    • Any ballots that are torn, otherwise damaged, or marked in an ink that won’t scan are duplicated by a team of two people and those duplicates replace the originals.
  • Tabulating
    • Staff run ballots through the tabulators in batches of 200 (four stacks of 50), carefully documenting, labeling, and securing storing every batch. Because of this careful process, a single ballot from among many thousands can be found and pulled quickly from storage in the event of a recount, for example.
  • Adjudication
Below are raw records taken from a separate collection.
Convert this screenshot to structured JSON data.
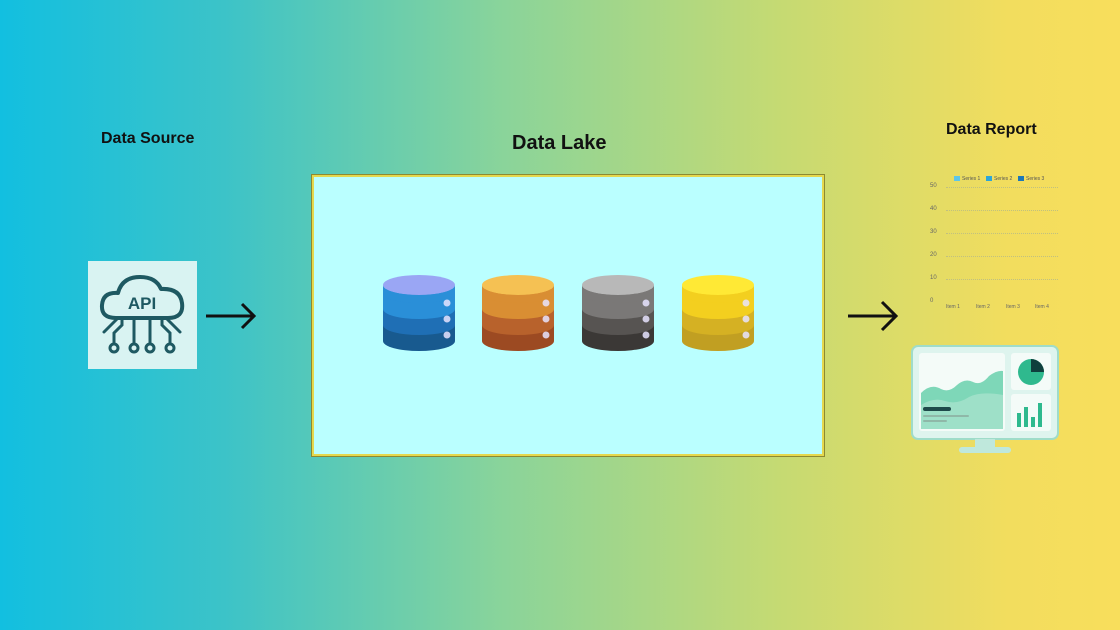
{
  "source": {
    "title": "Data Source",
    "api_label": "API"
  },
  "lake": {
    "title": "Data Lake",
    "databases": [
      {
        "name": "blue-database",
        "colors": [
          "#9aa6f4",
          "#2a8fd8",
          "#1f6fb5",
          "#185a8f"
        ]
      },
      {
        "name": "orange-database",
        "colors": [
          "#f5c153",
          "#d98e33",
          "#b8622c",
          "#9c4a22"
        ]
      },
      {
        "name": "gray-database",
        "colors": [
          "#b8b8b8",
          "#7a7877",
          "#575452",
          "#3b3836"
        ]
      },
      {
        "name": "yellow-database",
        "colors": [
          "#ffe935",
          "#f3cf1f",
          "#d5b123",
          "#c19f22"
        ]
      }
    ]
  },
  "report": {
    "title": "Data Report",
    "chart": {
      "legend": [
        "Series 1",
        "Series 2",
        "Series 3"
      ],
      "legend_colors": [
        "#5ec6e8",
        "#2da6d8",
        "#1c78b8"
      ],
      "y_ticks": [
        "50",
        "40",
        "30",
        "20",
        "10",
        "0"
      ],
      "x_ticks": [
        "Item 1",
        "Item 2",
        "Item 3",
        "Item 4"
      ]
    }
  }
}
    • Once ballots have been scanned, the tabulator flags and sorts those that need to be adjudicated by teams of two staff to determine the voter’s intent. Reasons for adjudication can be light or sloppy marking, over votes (voting for more than one candidate in a contest that calls for one vote, for instance), undervoting, or casting a vote using the write-in line. Every single write-in vote, whether it is for a qualified candidate or simply someone voting for their friend or neighbor, must be adjudicated before it can be counted. In the current election, many voters opted to write in the name of a candidate from another party, for instance, and these unfortunately must be reviewed and rejected.
  • Reporting Results
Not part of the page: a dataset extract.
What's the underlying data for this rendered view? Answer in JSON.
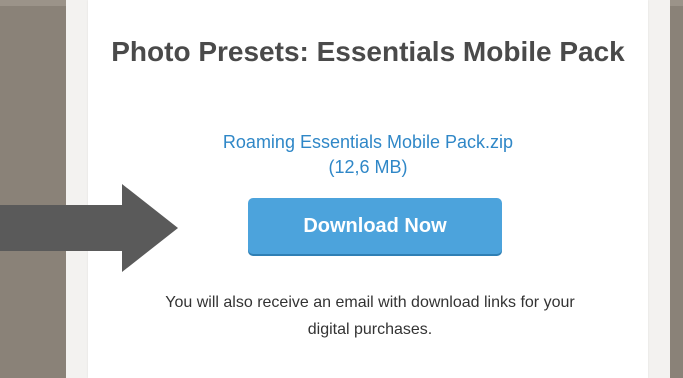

    • Once adjudicated, ballots are added to the results total, and updated results are released through the Clerk-Recorder’s website at slovote.com/March2024.
  • 1% Manual Tally
    • Finally, the California Elections Code also requires that all counties conduct a 1% Manual Tally to confirm the accuracy of the tabulating machines. Through this process, one percent of poll and VBM ballots are randomly selected to hand-count, assuring that all contests are represented, and compared against the machine results.
    • Teams of four people must hand count every single vote and arrive at the same total before results are compared to machine-generated reports.
    • This process is arduous and – in addition to eventually confirming the results of the machine tabulation – underscores the likelihood of human error, as it often requires multiple rounds of counting for the human tabulators to arrive at the same total as their partners.
    • The 1% manual tally was conducted on March 12 and 13 and included community observers. The results validated the machine tabulators.

Next count:

The Elections Office plans to resume counting and run the next set of ballots tomorrow, March 15. There will likely be two additional days of counting over approximately eight business days, and the Clerk-Recorder anticipates certifying the March 5, Presidential Primary Election on or about March 27, 2024.